India on Friday said the revoking of Jammu and Kashmir's special status was 'entirely an internal matter' with 'no external ramifications' and firmly told Pakistan that it has to stop terrorism to start talks, as the United Nations Security Council held a rare closed door meeting on the Kashmir issue.
Briefing the media following the conclusion of the informal meeting requested by China and Pakistan, Indian envoy to the UN Syed Akbaruddin said India's position was and remains that matters related to Article 370 of the Constitution are entirely an internal matter of India and these have no external ramifications.
After making a statement, Akbaruddin took questions from the reporters gathered at the UN Security Council stakeout.
China and Pakistan's envoys left immediately after making their remarks and without taking any questions.
Without naming Pakistan, he said there are some who are trying to project an 'alarmist approach' to the situation in Kashmir, which is far from the ground realities.
"Stop terror to start talks," he asserted.
Akbaruddin asserted that there are normal diplomatic ways when countries deal with each other.
"That is the way to do it. But using terror to thrive and push your goals is not the way that normal states behave. No democracy will acknowledge or accept talks when terror thrives. Stop terror, start talks."
He said that India's national position was and remains that matters related to Article 370 of the Indian Constitution are 'entirely an internal matter of India'.

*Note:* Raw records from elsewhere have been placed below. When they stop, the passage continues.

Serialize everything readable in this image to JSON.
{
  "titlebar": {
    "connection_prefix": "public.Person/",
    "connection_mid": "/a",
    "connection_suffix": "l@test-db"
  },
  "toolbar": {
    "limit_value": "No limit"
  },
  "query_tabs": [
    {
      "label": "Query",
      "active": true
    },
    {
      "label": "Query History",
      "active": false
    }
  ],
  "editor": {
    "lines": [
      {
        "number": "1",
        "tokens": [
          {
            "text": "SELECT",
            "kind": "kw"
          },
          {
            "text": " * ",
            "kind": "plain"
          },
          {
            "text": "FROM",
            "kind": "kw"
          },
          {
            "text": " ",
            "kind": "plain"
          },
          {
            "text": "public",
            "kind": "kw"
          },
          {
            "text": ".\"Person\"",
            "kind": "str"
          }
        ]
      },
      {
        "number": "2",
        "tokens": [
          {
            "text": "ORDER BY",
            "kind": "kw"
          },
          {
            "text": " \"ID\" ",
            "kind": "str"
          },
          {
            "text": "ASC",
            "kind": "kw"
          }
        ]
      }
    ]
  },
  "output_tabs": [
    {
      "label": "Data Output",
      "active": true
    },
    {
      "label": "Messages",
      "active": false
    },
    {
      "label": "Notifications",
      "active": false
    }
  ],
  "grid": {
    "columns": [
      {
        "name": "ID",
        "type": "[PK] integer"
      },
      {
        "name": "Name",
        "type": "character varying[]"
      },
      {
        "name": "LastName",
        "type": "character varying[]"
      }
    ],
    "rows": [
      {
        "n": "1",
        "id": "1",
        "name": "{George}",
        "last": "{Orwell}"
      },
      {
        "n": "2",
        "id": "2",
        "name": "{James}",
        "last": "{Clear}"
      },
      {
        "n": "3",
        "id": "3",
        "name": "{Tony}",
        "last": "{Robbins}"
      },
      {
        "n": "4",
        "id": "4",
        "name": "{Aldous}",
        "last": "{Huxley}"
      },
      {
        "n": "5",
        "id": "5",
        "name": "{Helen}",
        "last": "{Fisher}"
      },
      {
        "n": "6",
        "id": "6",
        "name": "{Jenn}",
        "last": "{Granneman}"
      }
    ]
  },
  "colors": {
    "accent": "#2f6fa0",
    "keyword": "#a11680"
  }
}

"These have no external ramifications. The recent decisions taken by the Government of India and our legislative bodies are intended to ensure that good governance is promoted, socio-economic development is enhanced for our people in Jammu and Kashmir and Ladakh," he said, adding that authorities in Jammu and Kashmir have announced a whole set of measures that the government is undertaking to move towards normalcy.
"We are are gratified that the Security Council in its closed consultations appreciated these efforts, acknowledged them," he said referring to the the UNSC meeting that lasted over an hour.
Diplomatic sources said the meeting ended with no outcome.
On the measures taken by the Indian government following the revocation of Article 370, he said, "Prevention is better than cure. The measures that we took were preventive in nature. They were designed to stop terrorists from bleeding our people. In the 10 days that have passed, there are no casualties, no fatalities."
On the Chinese and Pakistani envoys' remarks after the UNSC meeting, he said, "I'm a much more conventional diplomat. I do my job rather than add to the fire and fury of heightening tensions.
"For the first time after the end of Security Council consultations, we noted that two states who made national statements tried to pass them off as the will of the international community. National statements (trying) to masquerade as the will of the international community."
He said India is committed to gradually removing all restrictions in Kashmir.
"Of particular concern is that one state is using terminology of jihad and promoting violence in India, including by their leaders. Violence is no solution to the problems that all of us face," he said, taking a swipe at Pakistan.
"We are sad that terrorism is being fuelled, language and incendiary talk of jihad is being mentioned by people who should know better," he said, adding that India stands ready to continue its efforts towards peaceful resolution of all issues in an 'atmosphere free of terror and violence'.
When asked about human rights violations in Kashmir, Akbaruddin said, "If there are issues, they will be addressed by our courts. We don't need international busy bodies to try and tell us how to run our lives.
"We are a billion plus people. We have a commitment to democracy unlike those who are now trying to speak to me, whose experience is extremely limited. We have vast experience, we will fulfil our goals."
Earlier, briefing the media, Pakistan's ambassador to the UN, Maleeha Lodhi said the very fact the UNSC meeting had taken place is 'testimony to the fact that this is an internationally recognised dispute'.
After the UNSC meeting, Chinese Ambassador to the UN Zhang Jun urged India and Pakistan to settle their differences peacefully and 'discard the zero-sum game mentality'.
"We call upon relevant parties to exercise peace and not to take actions that will aggravate tensions," he said.
Voicing China's stand on India revoking the special status of Kashmir, he said, "The unilateral action by India has changed the status quo in Kashmir, which is an internationally recognised dispute."
Voicing Beijing's opposition to India forming a separate Union Territory of Ladakh after revocation of the special status of Kashmir, he said: "India's actions have also challenged China's sovereign interests and violated bilateral agreements in maintaining peace and stability in the border areas, and China is very much concerned."
"I want to emphasise that such unilateral practice by India is not valid in relation to China, and will not change China's exercise of sovereignty and effective administrative jurisdiction over the territory," he said.
India and Pakistan did not attend the UNSC meeting, which was open only to the five permanent members and 10 non-permanent members.
According to UN records, the last time the UN Security Council discussed the the Kashmir issue was in 1965.